EXERCISE DESCRIPTION:
What lines in the entries below contain the word "tool"? Copy all of them.

Excerpts from an interface dataset:
○ ○ ○ ○ ○ ○ ○
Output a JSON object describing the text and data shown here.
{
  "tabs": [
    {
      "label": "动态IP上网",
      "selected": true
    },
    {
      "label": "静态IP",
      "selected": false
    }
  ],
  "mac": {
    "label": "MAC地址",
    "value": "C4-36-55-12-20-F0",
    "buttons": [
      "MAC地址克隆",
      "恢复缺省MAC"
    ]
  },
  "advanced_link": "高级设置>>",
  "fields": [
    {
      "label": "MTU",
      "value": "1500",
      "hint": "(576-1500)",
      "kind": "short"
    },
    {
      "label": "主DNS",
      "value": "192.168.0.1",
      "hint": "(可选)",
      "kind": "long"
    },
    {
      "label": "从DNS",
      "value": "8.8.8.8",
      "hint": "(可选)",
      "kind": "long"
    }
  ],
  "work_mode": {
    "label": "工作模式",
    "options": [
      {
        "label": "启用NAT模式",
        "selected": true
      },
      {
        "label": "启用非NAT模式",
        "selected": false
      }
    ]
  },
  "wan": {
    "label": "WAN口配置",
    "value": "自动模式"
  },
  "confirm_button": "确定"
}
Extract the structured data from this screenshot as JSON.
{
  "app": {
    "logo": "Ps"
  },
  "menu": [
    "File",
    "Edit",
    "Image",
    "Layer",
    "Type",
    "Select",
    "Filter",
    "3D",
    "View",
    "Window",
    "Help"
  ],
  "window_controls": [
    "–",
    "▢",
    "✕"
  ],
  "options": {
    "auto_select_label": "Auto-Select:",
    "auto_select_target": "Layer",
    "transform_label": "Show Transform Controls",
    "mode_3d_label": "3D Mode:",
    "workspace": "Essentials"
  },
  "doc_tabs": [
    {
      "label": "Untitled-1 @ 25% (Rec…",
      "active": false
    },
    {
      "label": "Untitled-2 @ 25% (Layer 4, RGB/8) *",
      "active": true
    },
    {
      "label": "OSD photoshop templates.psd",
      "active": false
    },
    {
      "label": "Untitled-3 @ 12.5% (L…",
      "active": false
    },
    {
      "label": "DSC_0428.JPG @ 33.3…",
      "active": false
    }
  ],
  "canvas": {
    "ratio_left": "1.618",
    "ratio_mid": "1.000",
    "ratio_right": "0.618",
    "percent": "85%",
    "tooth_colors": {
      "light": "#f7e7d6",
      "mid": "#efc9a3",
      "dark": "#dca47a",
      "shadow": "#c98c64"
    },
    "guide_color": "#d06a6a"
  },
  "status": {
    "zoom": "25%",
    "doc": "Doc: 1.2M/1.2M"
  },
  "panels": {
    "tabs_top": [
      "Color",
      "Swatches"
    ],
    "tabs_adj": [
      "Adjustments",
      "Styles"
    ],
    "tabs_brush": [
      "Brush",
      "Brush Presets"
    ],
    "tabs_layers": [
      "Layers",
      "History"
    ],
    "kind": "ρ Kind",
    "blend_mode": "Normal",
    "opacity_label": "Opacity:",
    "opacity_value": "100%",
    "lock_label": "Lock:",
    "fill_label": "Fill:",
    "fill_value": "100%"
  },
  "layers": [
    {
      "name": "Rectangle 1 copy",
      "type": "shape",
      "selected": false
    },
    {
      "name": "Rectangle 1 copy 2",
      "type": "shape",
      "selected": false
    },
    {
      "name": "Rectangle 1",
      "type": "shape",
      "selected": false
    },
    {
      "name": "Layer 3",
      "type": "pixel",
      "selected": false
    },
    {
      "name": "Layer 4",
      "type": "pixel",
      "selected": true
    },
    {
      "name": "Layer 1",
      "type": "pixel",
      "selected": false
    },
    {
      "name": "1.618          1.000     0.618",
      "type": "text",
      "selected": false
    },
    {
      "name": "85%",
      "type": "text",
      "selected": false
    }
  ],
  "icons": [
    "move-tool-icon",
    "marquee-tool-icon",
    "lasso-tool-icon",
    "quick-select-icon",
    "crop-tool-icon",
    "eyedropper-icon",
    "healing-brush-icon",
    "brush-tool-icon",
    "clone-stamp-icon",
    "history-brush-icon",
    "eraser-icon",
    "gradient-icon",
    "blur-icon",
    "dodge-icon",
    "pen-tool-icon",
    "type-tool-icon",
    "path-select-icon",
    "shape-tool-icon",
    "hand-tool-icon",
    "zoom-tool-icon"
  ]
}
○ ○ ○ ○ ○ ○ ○
EXERCISE OUTPUT:
    "move-tool-icon",
    "marquee-tool-icon",
    "lasso-tool-icon",
    "crop-tool-icon",
    "brush-tool-icon",
    "pen-tool-icon",
    "type-tool-icon",
    "shape-tool-icon",
    "hand-tool-icon",
    "zoom-tool-icon"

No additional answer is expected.